Save NY: We Disclose Our Agenda
Committee to Save New York spokesman Mike McKeon defended on NY1′s Inside City Hall last night the coalition’s refusal to retroactively disclose its donors, insisting that the group will comply with the proposed regulations from the Joint Commission on Public Ethics.
McKeon has said repeatedly that the Cuomo-aligned group of wealthy business, real-estate and private-sector union interests won’t disclose the 74 donors who contributed $17.5 million to an advocacy campaign that backed the governor’s budget, pension plan and other initiatives.
The ethics watchdog approved preliminary regulations that would put the look-back period to July 1 of this year, meaning all of CSNY’s previous donations will be shielded from public view, though that hasn’t stopped some of the donors from being leaked at sensitive moments.
The JCOPE regulations are indeed unique in that 501(c)4 groups like the Committee to Save New York would have to disclose their donors for the first time. Good-government groups including Citizens Union, NYPIRG and the League of Women voters — whose donors will also have to be disclosed now — backed a narrow disclosure period of either June 1 or July 1.
But the rules prompted JCOPE Commissioner Ravi Bara to declare that he would sue to stop the approval process and in a lengthy statement threatened to resign.
Since the formation of JCOPE under a law shephered through the Legislature by Gov. Andrew Cuomo, the focus has been on CSNY, a group that was formed as a counterweight to the expected pushback from public-sector labor groups that have traditionally opposed fiscal overhaul measures.
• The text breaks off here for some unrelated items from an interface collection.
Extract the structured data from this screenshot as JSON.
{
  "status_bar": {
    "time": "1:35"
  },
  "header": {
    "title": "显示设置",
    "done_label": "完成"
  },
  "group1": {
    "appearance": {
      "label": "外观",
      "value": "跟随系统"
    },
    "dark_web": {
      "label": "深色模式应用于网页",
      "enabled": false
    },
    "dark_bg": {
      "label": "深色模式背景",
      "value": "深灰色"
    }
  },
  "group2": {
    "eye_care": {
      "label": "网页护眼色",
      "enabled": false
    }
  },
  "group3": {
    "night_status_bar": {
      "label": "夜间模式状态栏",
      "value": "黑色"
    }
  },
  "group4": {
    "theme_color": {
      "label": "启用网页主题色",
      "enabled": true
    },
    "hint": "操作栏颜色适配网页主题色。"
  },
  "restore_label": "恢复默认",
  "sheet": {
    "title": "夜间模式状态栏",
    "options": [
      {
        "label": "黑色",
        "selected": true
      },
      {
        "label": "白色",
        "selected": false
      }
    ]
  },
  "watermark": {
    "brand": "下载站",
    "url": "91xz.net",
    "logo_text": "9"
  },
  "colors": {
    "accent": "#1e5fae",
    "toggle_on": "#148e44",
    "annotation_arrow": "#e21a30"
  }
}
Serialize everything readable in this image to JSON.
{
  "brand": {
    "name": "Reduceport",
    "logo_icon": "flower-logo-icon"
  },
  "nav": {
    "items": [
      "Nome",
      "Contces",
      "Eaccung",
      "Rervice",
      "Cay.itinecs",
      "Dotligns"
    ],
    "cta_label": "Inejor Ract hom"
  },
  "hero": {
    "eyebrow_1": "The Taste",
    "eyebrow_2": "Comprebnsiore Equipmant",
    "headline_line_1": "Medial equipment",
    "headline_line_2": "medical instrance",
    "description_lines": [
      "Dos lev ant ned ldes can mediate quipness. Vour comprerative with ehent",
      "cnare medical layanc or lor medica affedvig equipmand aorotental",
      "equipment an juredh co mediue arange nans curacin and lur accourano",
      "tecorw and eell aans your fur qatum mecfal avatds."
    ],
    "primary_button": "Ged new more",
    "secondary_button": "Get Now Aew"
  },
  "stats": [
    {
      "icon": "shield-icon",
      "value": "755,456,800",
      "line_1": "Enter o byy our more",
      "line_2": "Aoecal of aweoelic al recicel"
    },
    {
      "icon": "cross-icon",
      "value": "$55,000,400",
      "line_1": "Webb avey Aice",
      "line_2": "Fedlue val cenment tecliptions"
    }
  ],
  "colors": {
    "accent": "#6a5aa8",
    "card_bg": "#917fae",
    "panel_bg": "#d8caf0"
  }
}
“The governor put together an ethics law that changes the laws and going forward there are these requirements put in place,” McKeon said. “So everybody in that world, not just the Committee to Save New York, there are other groups in that space, they will have to comply. We’re not the only group that this applies to, there are many groups that this applies to. We’ve always complied and always will comply.”
It’s been revealed that gambling interests donated $2 million to the group in December and utility Consolidated Edison contributed $250,000.
McKeon maintained that while the donors remain a mystery, the committee’s agenda is clear.
“We were fighting for a broad agenda that tried to bring function, get rid of the dysfunction in Albany, make government work again and support the governor and others who were fighting for that agenda,” he said.
Cuomo himself has said there is typically a frowning on retroactive disclosure.
“This is agency came up with an implementation time period which I left to them,” Cuomo said last week. “But we’re the only state in the nation that will require this disclosure and I’m proud of that.”
|Print article||This entry was posted by Nick Reisman on August 7, 2012 at 10:25 am, and is filed under Andrew Cuomo, Ethics. Follow any responses to this post through RSS 2.0. Both comments and pings are currently closed.|